▸ **Your goal**
When you output the records, match them exactly and omit any picture they include.

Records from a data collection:
++++++++++

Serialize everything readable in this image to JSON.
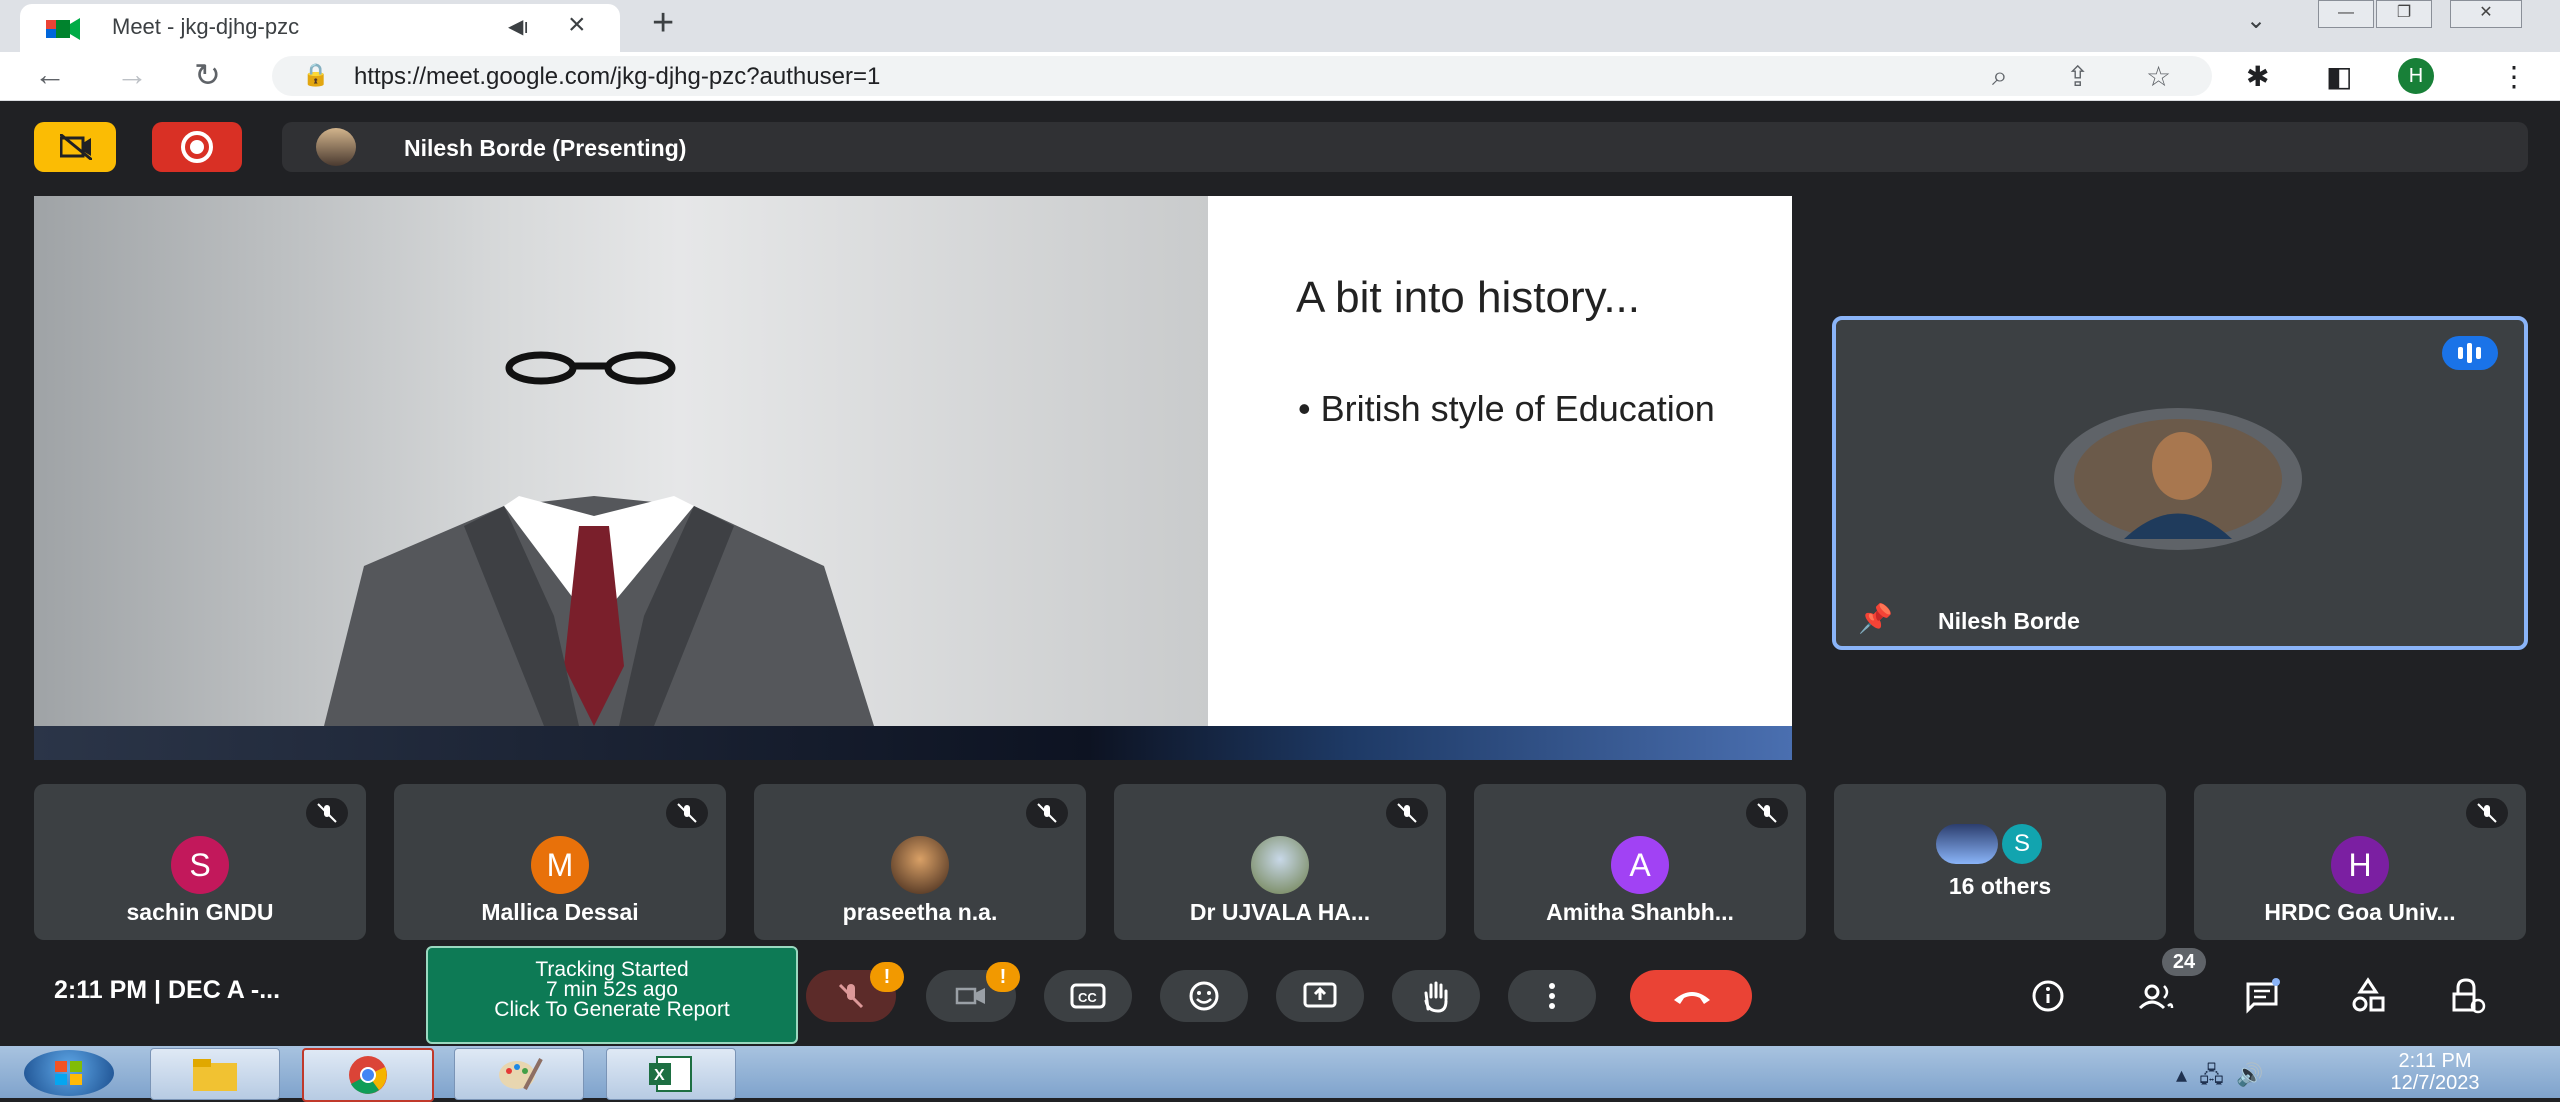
{
  "browser": {
    "tab_title": "Meet - jkg-djhg-pzc",
    "url": "https://meet.google.com/jkg-djhg-pzc?authuser=1",
    "profile_initial": "H"
  },
  "meet": {
    "presenting_label": "Nilesh Borde (Presenting)",
    "slide": {
      "title": "A bit into history...",
      "bullet": "British style of Education"
    },
    "speaker": {
      "name": "Nilesh Borde"
    },
    "participants": [
      {
        "name": "sachin GNDU",
        "initial": "S",
        "color": "#c2185b"
      },
      {
        "name": "Mallica Dessai",
        "initial": "M",
        "color": "#e8710a"
      },
      {
        "name": "praseetha n.a.",
        "initial": "",
        "color": "#6d4c41"
      },
      {
        "name": "Dr UJVALA HA...",
        "initial": "",
        "color": "#8d9a7a"
      },
      {
        "name": "Amitha Shanbh...",
        "initial": "A",
        "color": "#a142f4"
      },
      {
        "name": "16 others",
        "initial": "S",
        "color": "#12a4af"
      },
      {
        "name": "HRDC Goa Univ...",
        "initial": "H",
        "color": "#7b1fa2"
      }
    ],
    "meeting_time": "2:11 PM  |  DEC A -...",
    "tracking": {
      "line1": "Tracking Started",
      "line2": "7 min 52s ago",
      "line3": "Click To Generate Report"
    },
    "mic_badge": "!",
    "cam_badge": "!",
    "people_count": "24"
  },
  "taskbar": {
    "time": "2:11 PM",
    "date": "12/7/2023"
  },
  "colors": {
    "accent": "#1a73e8",
    "hangup": "#ea4335",
    "tracking": "#0d7a55"
  }
}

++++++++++

▸ **Exercise output**
Serialize everything readable in this image to JSON.
{
  "browser": {
    "tab_title": "Meet - jkg-djhg-pzc",
    "url": "https://meet.google.com/jkg-djhg-pzc?authuser=1",
    "profile_initial": "H"
  },
  "meet": {
    "presenting_label": "Nilesh Borde (Presenting)",
    "slide": {
      "title": "A bit into history...",
      "bullet": "British style of Education"
    },
    "speaker": {
      "name": "Nilesh Borde"
    },
    "participants": [
      {
        "name": "sachin GNDU",
        "initial": "S",
        "color": "#c2185b"
      },
      {
        "name": "Mallica Dessai",
        "initial": "M",
        "color": "#e8710a"
      },
      {
        "name": "praseetha n.a.",
        "initial": "",
        "color": "#6d4c41"
      },
      {
        "name": "Dr UJVALA HA...",
        "initial": "",
        "color": "#8d9a7a"
      },
      {
        "name": "Amitha Shanbh...",
        "initial": "A",
        "color": "#a142f4"
      },
      {
        "name": "16 others",
        "initial": "S",
        "color": "#12a4af"
      },
      {
        "name": "HRDC Goa Univ...",
        "initial": "H",
        "color": "#7b1fa2"
      }
    ],
    "meeting_time": "2:11 PM  |  DEC A -...",
    "tracking": {
      "line1": "Tracking Started",
      "line2": "7 min 52s ago",
      "line3": "Click To Generate Report"
    },
    "mic_badge": "!",
    "cam_badge": "!",
    "people_count": "24"
  },
  "taskbar": {
    "time": "2:11 PM",
    "date": "12/7/2023"
  },
  "colors": {
    "accent": "#1a73e8",
    "hangup": "#ea4335",
    "tracking": "#0d7a55"
  }
}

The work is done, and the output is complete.